Only an exact, line-for-line copy of the data will serve as the answer.

++++ Data supplied ++++

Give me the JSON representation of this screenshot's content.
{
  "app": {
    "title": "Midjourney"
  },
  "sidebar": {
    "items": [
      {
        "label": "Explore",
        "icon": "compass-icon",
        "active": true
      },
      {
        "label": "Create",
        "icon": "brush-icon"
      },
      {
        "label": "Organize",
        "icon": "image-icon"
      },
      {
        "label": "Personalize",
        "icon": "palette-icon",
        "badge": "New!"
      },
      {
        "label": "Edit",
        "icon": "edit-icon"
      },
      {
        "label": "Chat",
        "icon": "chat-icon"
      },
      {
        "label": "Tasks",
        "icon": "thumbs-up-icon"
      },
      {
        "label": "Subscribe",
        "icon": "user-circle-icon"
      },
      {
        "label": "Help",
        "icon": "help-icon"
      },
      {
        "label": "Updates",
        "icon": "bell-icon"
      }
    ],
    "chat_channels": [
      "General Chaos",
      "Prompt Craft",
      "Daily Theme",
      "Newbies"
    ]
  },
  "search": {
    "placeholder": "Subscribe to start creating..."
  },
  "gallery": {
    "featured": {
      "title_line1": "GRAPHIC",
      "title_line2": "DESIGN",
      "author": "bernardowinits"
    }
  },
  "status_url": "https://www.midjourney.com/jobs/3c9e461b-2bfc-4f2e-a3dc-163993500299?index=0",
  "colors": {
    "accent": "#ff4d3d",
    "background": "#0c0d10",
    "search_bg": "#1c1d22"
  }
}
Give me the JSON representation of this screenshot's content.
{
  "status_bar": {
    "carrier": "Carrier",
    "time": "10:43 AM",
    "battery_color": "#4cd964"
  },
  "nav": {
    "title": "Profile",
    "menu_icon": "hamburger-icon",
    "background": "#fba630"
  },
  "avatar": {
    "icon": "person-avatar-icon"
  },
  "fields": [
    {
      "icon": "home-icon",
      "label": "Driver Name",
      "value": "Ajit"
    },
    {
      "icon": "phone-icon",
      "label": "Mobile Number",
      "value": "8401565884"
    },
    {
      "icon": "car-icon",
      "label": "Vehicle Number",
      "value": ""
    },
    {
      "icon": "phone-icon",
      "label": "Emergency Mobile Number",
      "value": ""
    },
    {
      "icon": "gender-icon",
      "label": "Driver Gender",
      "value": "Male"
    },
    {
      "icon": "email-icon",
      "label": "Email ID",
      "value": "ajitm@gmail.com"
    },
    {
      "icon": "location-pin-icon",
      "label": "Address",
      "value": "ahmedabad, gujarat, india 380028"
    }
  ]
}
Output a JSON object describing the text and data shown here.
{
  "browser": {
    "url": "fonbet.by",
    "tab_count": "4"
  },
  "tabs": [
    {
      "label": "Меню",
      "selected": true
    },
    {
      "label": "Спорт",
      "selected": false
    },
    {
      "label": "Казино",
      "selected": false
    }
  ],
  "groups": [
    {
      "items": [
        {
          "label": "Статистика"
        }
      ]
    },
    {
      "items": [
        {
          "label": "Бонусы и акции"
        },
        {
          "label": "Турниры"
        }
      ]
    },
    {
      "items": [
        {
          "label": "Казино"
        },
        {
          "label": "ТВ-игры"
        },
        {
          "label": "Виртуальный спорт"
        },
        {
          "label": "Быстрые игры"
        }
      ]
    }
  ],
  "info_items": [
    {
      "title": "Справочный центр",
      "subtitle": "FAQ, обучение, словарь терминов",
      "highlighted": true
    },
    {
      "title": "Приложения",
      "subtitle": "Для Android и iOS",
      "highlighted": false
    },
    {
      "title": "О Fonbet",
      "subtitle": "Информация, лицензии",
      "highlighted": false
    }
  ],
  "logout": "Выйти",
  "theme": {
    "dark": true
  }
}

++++

Your response »
Give me the JSON representation of this screenshot's content.
{
  "app": {
    "title": "Midjourney"
  },
  "sidebar": {
    "items": [
      {
        "label": "Explore",
        "icon": "compass-icon",
        "active": true
      },
      {
        "label": "Create",
        "icon": "brush-icon"
      },
      {
        "label": "Organize",
        "icon": "image-icon"
      },
      {
        "label": "Personalize",
        "icon": "palette-icon",
        "badge": "New!"
      },
      {
        "label": "Edit",
        "icon": "edit-icon"
      },
      {
        "label": "Chat",
        "icon": "chat-icon"
      },
      {
        "label": "Tasks",
        "icon": "thumbs-up-icon"
      },
      {
        "label": "Subscribe",
        "icon": "user-circle-icon"
      },
      {
        "label": "Help",
        "icon": "help-icon"
      },
      {
        "label": "Updates",
        "icon": "bell-icon"
      }
    ],
    "chat_channels": [
      "General Chaos",
      "Prompt Craft",
      "Daily Theme",
      "Newbies"
    ]
  },
  "search": {
    "placeholder": "Subscribe to start creating..."
  },
  "gallery": {
    "featured": {
      "title_line1": "GRAPHIC",
      "title_line2": "DESIGN",
      "author": "bernardowinits"
    }
  },
  "status_url": "https://www.midjourney.com/jobs/3c9e461b-2bfc-4f2e-a3dc-163993500299?index=0",
  "colors": {
    "accent": "#ff4d3d",
    "background": "#0c0d10",
    "search_bg": "#1c1d22"
  }
}
Give me the JSON representation of this screenshot's content.
{
  "status_bar": {
    "carrier": "Carrier",
    "time": "10:43 AM",
    "battery_color": "#4cd964"
  },
  "nav": {
    "title": "Profile",
    "menu_icon": "hamburger-icon",
    "background": "#fba630"
  },
  "avatar": {
    "icon": "person-avatar-icon"
  },
  "fields": [
    {
      "icon": "home-icon",
      "label": "Driver Name",
      "value": "Ajit"
    },
    {
      "icon": "phone-icon",
      "label": "Mobile Number",
      "value": "8401565884"
    },
    {
      "icon": "car-icon",
      "label": "Vehicle Number",
      "value": ""
    },
    {
      "icon": "phone-icon",
      "label": "Emergency Mobile Number",
      "value": ""
    },
    {
      "icon": "gender-icon",
      "label": "Driver Gender",
      "value": "Male"
    },
    {
      "icon": "email-icon",
      "label": "Email ID",
      "value": "ajitm@gmail.com"
    },
    {
      "icon": "location-pin-icon",
      "label": "Address",
      "value": "ahmedabad, gujarat, india 380028"
    }
  ]
}
Output a JSON object describing the text and data shown here.
{
  "browser": {
    "url": "fonbet.by",
    "tab_count": "4"
  },
  "tabs": [
    {
      "label": "Меню",
      "selected": true
    },
    {
      "label": "Спорт",
      "selected": false
    },
    {
      "label": "Казино",
      "selected": false
    }
  ],
  "groups": [
    {
      "items": [
        {
          "label": "Статистика"
        }
      ]
    },
    {
      "items": [
        {
          "label": "Бонусы и акции"
        },
        {
          "label": "Турниры"
        }
      ]
    },
    {
      "items": [
        {
          "label": "Казино"
        },
        {
          "label": "ТВ-игры"
        },
        {
          "label": "Виртуальный спорт"
        },
        {
          "label": "Быстрые игры"
        }
      ]
    }
  ],
  "info_items": [
    {
      "title": "Справочный центр",
      "subtitle": "FAQ, обучение, словарь терминов",
      "highlighted": true
    },
    {
      "title": "Приложения",
      "subtitle": "Для Android и iOS",
      "highlighted": false
    },
    {
      "title": "О Fonbet",
      "subtitle": "Информация, лицензии",
      "highlighted": false
    }
  ],
  "logout": "Выйти",
  "theme": {
    "dark": true
  }
}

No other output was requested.